I do think that some of Mr. Cousins’s personal criticism of President Obama is unduly harsh, if not in substance, certainly in tone; hindsight is always etc. and so on. I also suspect that this sheds some light on the deliberations that led to many of the choices that Cousins criticizes.

Immunity Impunity 0

. . . and Justice for All 0

Old man wearing USA tee shirt:  Violating the rights of Muslims just because we think they might be terrorists isn't something we do. . . .  That's what Gitmo is for.

Click for a larger image.

Microsoft Looks through Your Windows 0

Showing the Flag 0

Man:  Isn't it shocking to see the American flag flying in Cuba where so many human rights violations have occured.  Second man, visualing Gitmo:  Not really.

Via Job’s Anger.

Torturous Reasoning 0

Shaun Mullen explores how the American Psychological Association sold out to psychopaths and sadists the very same persons it should have had under treatment.

Read it.

Torturous Reasoning 0

Read Chris Busby’s article, then read the linked story in The Bollard.

I have nothing to add.

“Clinical Trials” 0

This is the signature legacy of President George the Worst:

Speaking of Legacies . . . 0

More than 20 Republican senators rejected a ban on the use of cruel and degrading treatment of prisoners on Tuesday, voting against an ultimately successful measure to permanently prevent a repeat of the CIA’s once secret and now widely-discredited torture program.

The bipartisan amendment reaffirms President Barack Obama’s prohibition of interrogation techniques such as waterboarding and sleep deprivation, which were developed by the CIA under the administration of his predecessor, George W Bush.

The measure passed in the Senate, 78-21.

It will no doubt fail in the House.

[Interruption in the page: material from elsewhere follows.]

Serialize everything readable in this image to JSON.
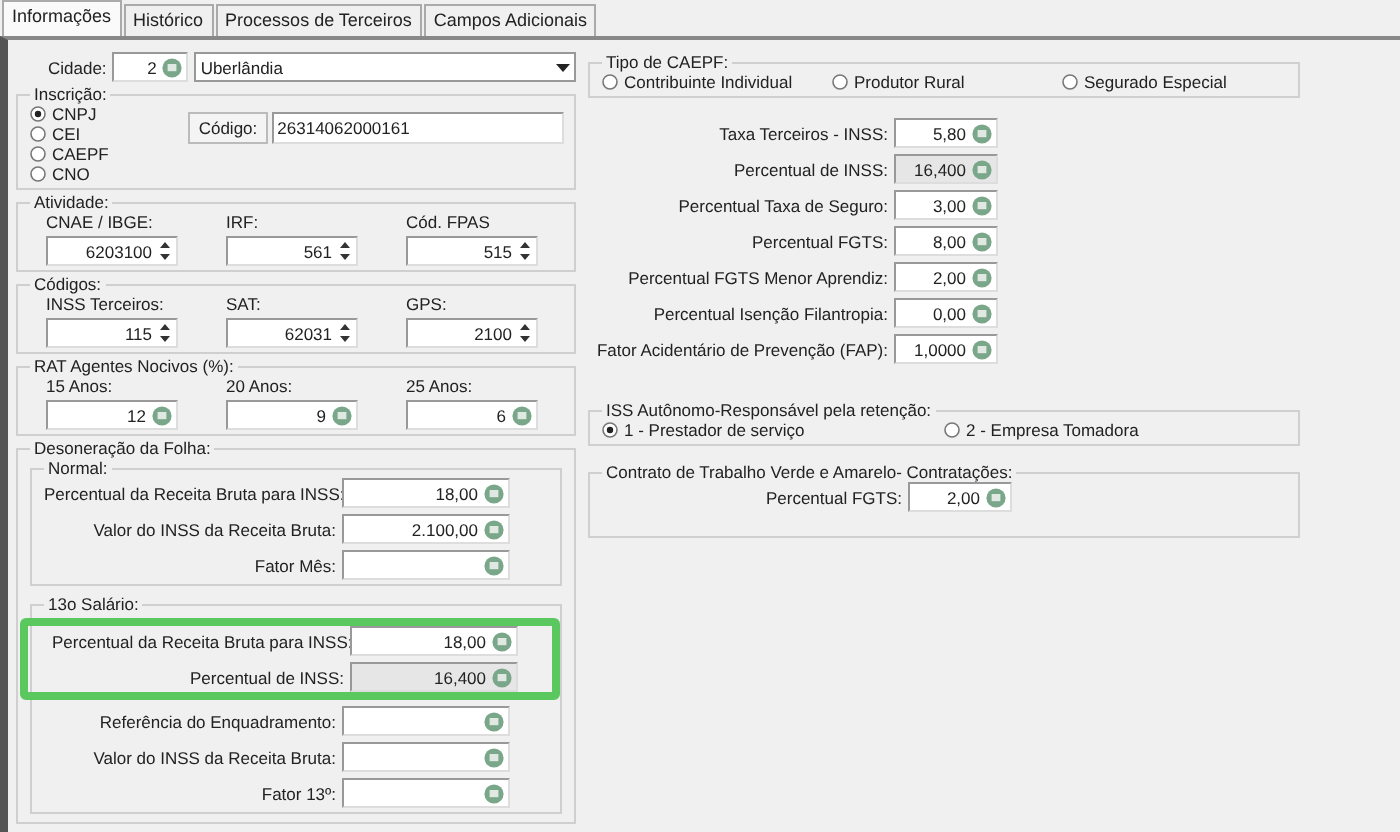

The Republican Party has become a vile and loathsome thing, a gibbering monster that slithers and twists in darkness.

Read more »

Legacy, Bushie Style 0

Via C&L.

Torturous Reasoning 0

Shaun Mullen looks at recently disclosed evidence that the American Psychological Association is complicit in torture and other war crimes. A nugget:

In early June 2004, the report said, a senior APA official issued an invitation to a carefully selected group of psychologists and behavioral scientists inside the government to a private meeting to discuss the Bush administration’s public relations crisis and the role of psychologists in the torture program. Following a meeting, the association issued guidelines that reaffirmed that it was acceptable for its members to be involved in the interrogation program.

Read the rest, and weep.

Prisoners of the Past . . . and Present 0

Republican screaming about improving U. S.-Cuban relations:  Outrageous!  Cuba is still a place where basic human rights are routinely abused.  Castro says:  But enough about Gitmo.

Via Job’s Anger.

Torturous Reasoning 0

The Booman:

Yes, if you commit torture you can be convicted of a crime – in Alabama. Not however, by the US Government, provided you were employed by the US Military and the CIA to torture “detainees” during the Bush Administrations “War on Terror.”

Follow the link to find out how that works.